Fair enough, Simone Wright but it’s safe New World Library to say that some of the more intriguing parts of the book deal directly with Wright’s less-than-normal, autobiographical experiences with it. Growing in Haysboro in the 1970s, she said she had experiences that could be described as psychic or paranormal. In the preface, she talks about her first “intuitive experience” where, as a seven-year-old, she was able to see her dying father as “transparent” and was later visited by him in the form of a “bright fog” at the foot of her bed.
“As a kid it freaked me out,” she said. “It worried me. It concerned me and so I didn’t use it. I didn’t use it to my detriment. It caused me problems when I didn’t use it. It was important to say ‘I’m a normal girl. I was raised in Calgary. I went to the Stampede. I watched Flames games. I’m a normal person. So there has to be an explanation of this. I know I’m not the only person who has this skill set. So let’s figure it out.’ That really was why I wrote the book, to reverse-engineer it. You’ve got this tool. This is how you use it.”
So Wright brings it down to earth, offering ways that intuition can be used to build success in personal and business enterprises by allowing it to guide us to perform and think better on all levels. But she admits that there is always interest from people about how she has used intuition to help solve crimes. It is a very slim part of what she does and she doesn’t particularly like that aspect of it, suggesting it’s both emotionally and physically draining. Nevertheless, she starts the book in the middle of a Calgary crime scene. She doesn’t mention the city or get too specific about the details, but to anyone familiar with the case it’s clear she is talking about the 2009 New Year’s Day triple gang-slaying at Bolsa restaurant. In the book, she visits the scene of the crime and sees it take place like a “movie in her head.” It’s all very convincing. But she was not a part of the formal investigation. It was more of a litmus test of sorts for Wright, leading to that three-day seminar.

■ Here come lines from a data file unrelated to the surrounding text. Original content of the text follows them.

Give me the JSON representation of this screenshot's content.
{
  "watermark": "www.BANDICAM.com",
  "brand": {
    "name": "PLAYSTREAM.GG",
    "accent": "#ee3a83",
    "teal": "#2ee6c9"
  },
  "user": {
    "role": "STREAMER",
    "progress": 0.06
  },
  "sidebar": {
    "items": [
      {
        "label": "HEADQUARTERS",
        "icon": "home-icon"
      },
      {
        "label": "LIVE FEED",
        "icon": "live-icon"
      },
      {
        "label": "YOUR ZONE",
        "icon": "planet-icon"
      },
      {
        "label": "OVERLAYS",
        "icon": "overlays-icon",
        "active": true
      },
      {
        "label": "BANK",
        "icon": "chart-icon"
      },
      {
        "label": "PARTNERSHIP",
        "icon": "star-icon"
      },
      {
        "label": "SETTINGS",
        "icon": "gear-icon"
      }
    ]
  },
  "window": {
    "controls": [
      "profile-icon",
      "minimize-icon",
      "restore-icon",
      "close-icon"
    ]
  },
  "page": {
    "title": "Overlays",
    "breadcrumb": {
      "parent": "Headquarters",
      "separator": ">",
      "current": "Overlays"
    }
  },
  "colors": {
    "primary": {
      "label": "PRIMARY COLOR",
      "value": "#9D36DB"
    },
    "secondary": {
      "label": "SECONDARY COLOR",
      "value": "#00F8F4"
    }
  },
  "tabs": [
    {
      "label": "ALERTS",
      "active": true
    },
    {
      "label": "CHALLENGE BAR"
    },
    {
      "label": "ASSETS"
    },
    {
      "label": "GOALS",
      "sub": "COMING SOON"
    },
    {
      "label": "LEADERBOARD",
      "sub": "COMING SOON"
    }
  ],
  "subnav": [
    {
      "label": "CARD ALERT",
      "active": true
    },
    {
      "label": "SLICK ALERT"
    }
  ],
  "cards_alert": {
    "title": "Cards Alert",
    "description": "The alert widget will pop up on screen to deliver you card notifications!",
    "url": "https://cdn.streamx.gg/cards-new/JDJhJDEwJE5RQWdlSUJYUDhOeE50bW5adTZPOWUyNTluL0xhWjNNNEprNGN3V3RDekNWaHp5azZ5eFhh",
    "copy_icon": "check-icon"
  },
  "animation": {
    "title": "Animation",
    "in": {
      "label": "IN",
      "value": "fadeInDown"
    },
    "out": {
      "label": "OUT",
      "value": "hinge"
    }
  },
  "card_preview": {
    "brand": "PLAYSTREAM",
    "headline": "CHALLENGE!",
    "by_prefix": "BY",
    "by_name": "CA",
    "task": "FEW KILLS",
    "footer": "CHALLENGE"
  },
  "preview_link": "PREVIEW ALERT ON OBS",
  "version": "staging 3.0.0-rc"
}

The purpose of the training was to teach officers how to use their intuition not only to help solve crime but also to communicate more effectively with witnesses, entertain new theories about criminal and victim behaviour and to reduce stress. No one was sitting in front of Ouiji Boards, stresses Det. Mike Saunders of the Calgary Police Service, who organized the seminar.
“It’s not crystals and voodoo dolls and smudge pots that allows this to work,” says Saunders, who also provides a supportive blurb for the book’s back cover. “It’s something we all possess to varying degrees and it can be something that you can develop. It’s a muscle and as you exercise that and apply that and use it, it’s going to get stronger and more valid for you.”
Still, no matter how practical its presentation, Wright acknowledges there will always be skeptics. The former Bishop Grandin High School student grew up Catholic and said talking about her heightened “intuition” was greatly frowned upon.
“It was never accepted as I was growing up, especially in school,” she said.
“It’s accepted now more with my friends. Even the people I grew up with. Now that I’ve sort of come out of the closet and writing books and helping cops and all this other stuff, they’ll say ‘I didn’t know this about you.’ I hid it for a long time. My friends are accepting of it and some of my other friends are accepting of it with their tongue firmly planted in their cheek. That’s OK. I understand. Even with teaching the cops, there were some who were resistant. That’s fine. It’s not my job to convert anybody.”
Simone Wright’s book starts in the middle of a Calgary crime scene.